forget the world just whip it all away.
You deserve it ‘cause it’s not about the surface
yes, you’re still perfect and always worth it.
So let me be your mirror so you can see a little clearer.
‘Cause you’re beautiful and you don’t even know.

Chantel – MHYC

PencilPaperPeople take one look at me
And mug me or say something smart
They judge me off of my exterior
Not knowing who I am
And what I’m really about
After getting to know me
I become someone
They will never want to let go

I want to know where I am going to take my children
And how we will get there
I want to know why there are so many
Sick twisted funkin’ nasty ass people
Who hurt others
I want to know why parents bail on their children
I want to know why God hasn’t allowed me to be taken
The many times I could have been
I want to know why I never got to know my father
And why he even left

I am ME!
I am Chantel
I don’t give a fuck about all the he says she say bullshit
Because I am not only a wonderful mother
But I am an awesome parent
I am the future for my children and their children
I am who I want to be
I will not let my past define me
Because I no longer live there
I am here today and will do the best
And give better to my children

Manuel Perez – Age 17

Synesthesia

expressionLove is the red flames of a burning fire
Intensifying as time goes on
Love is the sound of a bird chirping in the rise of a morning
Awakening to a new reality
Inviting you to experience something new
Love is the smell of roses
Subtle yet strong and powerful enough to brighten your day after smelling
Love tastes like an apple
It can sometimes be bitter, but usually sweet
It is an essential nutrient to life
Love feels like a warm hug
It fills you with happiness to the touch
Love moves like the blood through the veins in your body
Fueling every part of you and pushing you through life

 

What is Success?

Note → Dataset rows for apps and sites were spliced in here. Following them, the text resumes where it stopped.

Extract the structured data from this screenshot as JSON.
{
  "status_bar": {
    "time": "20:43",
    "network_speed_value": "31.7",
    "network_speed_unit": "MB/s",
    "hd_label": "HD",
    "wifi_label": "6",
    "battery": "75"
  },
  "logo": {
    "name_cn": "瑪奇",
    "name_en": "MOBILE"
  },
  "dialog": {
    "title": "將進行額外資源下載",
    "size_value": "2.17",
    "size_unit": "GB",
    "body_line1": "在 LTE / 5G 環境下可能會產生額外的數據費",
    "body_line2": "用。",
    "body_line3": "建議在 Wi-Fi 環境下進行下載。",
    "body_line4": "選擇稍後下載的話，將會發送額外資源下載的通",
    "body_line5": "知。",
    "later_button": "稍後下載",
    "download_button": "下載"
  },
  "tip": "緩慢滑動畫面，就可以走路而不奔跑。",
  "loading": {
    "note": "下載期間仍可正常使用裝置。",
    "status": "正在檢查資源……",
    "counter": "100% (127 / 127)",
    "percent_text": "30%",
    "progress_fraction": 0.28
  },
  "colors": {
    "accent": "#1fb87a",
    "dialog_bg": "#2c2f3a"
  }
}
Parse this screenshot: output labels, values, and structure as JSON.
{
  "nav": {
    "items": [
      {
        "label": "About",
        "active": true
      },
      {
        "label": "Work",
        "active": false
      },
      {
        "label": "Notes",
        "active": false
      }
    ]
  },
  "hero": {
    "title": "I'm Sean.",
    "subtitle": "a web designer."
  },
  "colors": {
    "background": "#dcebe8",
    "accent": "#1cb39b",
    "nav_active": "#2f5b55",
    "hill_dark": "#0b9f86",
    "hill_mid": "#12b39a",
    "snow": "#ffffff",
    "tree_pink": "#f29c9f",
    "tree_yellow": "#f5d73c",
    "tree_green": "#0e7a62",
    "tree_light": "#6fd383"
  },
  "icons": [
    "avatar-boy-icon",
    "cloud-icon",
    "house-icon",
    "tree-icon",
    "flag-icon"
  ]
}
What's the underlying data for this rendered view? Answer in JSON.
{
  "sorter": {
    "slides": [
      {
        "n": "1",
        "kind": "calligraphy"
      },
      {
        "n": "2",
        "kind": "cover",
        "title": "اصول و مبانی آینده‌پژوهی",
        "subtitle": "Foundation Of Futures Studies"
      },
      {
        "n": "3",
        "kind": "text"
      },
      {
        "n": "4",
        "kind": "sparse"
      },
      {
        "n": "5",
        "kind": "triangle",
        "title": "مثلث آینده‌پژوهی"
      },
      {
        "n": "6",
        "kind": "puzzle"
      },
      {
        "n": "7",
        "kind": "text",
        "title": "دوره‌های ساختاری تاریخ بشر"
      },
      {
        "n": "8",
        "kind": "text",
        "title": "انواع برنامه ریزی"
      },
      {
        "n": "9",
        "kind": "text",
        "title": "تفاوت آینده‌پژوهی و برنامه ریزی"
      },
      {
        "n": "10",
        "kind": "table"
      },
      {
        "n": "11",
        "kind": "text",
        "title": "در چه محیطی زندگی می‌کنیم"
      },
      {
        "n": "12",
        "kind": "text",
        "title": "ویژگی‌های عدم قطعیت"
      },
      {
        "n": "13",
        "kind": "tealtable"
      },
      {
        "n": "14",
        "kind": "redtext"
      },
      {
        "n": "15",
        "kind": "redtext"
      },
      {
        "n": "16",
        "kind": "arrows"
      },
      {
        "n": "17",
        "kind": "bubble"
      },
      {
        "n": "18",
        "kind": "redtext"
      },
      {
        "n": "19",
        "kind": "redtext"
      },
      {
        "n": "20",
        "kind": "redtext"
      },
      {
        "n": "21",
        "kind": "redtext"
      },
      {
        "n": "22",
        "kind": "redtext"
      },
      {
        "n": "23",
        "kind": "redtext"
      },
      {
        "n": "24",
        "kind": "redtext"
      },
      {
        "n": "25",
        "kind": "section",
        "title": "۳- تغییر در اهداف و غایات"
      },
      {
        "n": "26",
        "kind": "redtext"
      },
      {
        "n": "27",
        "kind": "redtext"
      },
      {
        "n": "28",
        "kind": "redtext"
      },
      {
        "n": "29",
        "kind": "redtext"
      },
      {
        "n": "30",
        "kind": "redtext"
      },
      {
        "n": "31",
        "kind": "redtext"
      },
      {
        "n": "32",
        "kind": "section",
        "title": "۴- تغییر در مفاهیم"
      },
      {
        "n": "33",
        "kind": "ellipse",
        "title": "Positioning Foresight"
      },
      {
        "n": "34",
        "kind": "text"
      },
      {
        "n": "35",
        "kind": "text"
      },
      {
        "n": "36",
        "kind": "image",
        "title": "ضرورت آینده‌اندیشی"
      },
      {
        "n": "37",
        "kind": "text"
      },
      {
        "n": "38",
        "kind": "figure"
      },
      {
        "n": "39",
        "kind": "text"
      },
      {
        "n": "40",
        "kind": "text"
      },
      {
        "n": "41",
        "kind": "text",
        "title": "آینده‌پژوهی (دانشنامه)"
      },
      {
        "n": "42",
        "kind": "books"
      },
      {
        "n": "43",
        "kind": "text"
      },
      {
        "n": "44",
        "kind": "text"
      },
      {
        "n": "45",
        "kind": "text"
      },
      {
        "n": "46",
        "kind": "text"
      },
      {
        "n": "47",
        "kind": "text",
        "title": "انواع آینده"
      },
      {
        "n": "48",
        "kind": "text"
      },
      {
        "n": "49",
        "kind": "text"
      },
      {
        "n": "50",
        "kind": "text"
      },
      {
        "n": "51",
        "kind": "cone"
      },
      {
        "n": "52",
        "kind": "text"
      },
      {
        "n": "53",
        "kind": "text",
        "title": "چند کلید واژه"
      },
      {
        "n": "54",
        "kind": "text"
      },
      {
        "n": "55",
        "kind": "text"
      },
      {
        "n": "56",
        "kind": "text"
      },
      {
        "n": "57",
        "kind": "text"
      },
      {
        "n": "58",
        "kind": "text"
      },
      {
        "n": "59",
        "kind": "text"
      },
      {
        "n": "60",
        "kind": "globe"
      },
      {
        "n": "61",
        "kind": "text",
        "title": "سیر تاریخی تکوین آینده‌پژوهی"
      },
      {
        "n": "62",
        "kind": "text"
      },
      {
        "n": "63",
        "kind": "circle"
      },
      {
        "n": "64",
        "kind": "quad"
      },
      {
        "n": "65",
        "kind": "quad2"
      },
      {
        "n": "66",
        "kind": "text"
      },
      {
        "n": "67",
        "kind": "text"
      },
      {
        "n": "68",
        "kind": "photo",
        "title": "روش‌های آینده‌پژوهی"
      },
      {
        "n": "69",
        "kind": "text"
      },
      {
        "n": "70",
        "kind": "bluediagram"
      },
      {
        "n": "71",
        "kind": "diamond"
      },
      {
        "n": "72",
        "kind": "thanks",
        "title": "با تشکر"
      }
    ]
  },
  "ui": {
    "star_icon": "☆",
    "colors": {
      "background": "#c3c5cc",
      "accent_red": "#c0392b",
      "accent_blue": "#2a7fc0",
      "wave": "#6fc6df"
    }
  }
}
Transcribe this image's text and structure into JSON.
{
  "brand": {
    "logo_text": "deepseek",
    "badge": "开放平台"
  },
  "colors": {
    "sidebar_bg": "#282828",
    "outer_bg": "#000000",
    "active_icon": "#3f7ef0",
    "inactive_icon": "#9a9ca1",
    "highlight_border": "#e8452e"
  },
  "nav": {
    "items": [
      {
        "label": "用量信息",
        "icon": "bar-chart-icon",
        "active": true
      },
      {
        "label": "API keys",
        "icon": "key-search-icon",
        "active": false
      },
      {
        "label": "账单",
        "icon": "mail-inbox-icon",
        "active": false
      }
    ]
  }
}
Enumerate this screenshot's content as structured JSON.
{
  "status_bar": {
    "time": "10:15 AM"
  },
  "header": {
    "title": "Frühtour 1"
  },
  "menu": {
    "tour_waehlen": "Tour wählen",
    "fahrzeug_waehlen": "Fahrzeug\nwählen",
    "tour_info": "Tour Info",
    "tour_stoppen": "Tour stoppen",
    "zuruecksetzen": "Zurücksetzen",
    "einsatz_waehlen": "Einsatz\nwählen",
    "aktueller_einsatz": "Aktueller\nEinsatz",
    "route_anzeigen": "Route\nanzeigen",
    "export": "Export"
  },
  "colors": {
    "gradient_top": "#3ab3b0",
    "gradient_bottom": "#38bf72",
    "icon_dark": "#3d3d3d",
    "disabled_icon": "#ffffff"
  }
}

What is success?
Is it the big mansion and the shiny sports cars?
Is it the millions in the bank and the shirt and tie?
Or is it finding yourself?
Is it reaching a goal that you long struggled for?
Is it doing what you want without caring about what others will say?
Breaking the barrier of society that wants you to
Walk a fine line without stepping out.
A line set by the followers and not the leaders.
Success is being the owner of your thoughts and values
Which you guard with your sharp sword,
Without letting society push you to fit in.